(Collected data entries)
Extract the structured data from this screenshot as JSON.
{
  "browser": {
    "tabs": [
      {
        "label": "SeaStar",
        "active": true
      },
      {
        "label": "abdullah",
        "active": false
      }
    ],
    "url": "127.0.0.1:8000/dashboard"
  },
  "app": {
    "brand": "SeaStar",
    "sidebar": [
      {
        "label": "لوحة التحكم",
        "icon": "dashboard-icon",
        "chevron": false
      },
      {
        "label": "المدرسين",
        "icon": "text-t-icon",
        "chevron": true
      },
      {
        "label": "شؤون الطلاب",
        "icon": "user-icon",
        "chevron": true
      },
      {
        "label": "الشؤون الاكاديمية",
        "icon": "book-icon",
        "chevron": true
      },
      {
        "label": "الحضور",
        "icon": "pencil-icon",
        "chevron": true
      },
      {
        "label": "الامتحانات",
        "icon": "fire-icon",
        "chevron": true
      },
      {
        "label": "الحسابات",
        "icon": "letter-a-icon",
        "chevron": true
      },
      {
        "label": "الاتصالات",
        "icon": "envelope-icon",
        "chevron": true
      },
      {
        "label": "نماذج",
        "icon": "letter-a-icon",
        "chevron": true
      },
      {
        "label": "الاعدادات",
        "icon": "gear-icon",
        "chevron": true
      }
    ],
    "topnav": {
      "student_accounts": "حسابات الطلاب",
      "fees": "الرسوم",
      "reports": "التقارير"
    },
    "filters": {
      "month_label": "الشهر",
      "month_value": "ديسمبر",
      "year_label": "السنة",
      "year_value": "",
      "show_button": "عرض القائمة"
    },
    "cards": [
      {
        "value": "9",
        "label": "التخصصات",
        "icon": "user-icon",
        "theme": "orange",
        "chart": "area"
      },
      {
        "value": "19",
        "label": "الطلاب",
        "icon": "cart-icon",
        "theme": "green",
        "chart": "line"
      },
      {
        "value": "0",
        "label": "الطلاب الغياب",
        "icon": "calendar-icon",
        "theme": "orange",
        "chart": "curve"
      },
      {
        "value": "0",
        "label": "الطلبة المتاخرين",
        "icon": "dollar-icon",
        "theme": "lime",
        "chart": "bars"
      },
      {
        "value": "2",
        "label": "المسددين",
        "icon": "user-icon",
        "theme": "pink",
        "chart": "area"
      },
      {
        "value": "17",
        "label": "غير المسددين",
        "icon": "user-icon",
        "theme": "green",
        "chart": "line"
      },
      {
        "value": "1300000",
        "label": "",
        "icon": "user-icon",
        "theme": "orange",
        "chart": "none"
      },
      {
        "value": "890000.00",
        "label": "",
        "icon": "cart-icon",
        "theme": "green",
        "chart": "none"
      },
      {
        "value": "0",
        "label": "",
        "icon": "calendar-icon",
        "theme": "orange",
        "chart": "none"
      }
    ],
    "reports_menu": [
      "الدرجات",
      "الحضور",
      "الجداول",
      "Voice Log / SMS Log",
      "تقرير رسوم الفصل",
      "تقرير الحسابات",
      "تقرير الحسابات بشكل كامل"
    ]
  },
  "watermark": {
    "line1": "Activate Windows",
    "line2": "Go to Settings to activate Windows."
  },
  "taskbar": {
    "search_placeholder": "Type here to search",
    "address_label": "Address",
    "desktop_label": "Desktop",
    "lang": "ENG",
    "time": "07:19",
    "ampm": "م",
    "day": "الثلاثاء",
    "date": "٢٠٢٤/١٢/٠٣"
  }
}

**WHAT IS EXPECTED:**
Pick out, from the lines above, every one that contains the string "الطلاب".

**EXERCISE ANSWER:**
        "label": "شؤون الطلاب",
      "student_accounts": "حسابات الطلاب",
        "label": "الطلاب",
        "label": "الطلاب الغياب",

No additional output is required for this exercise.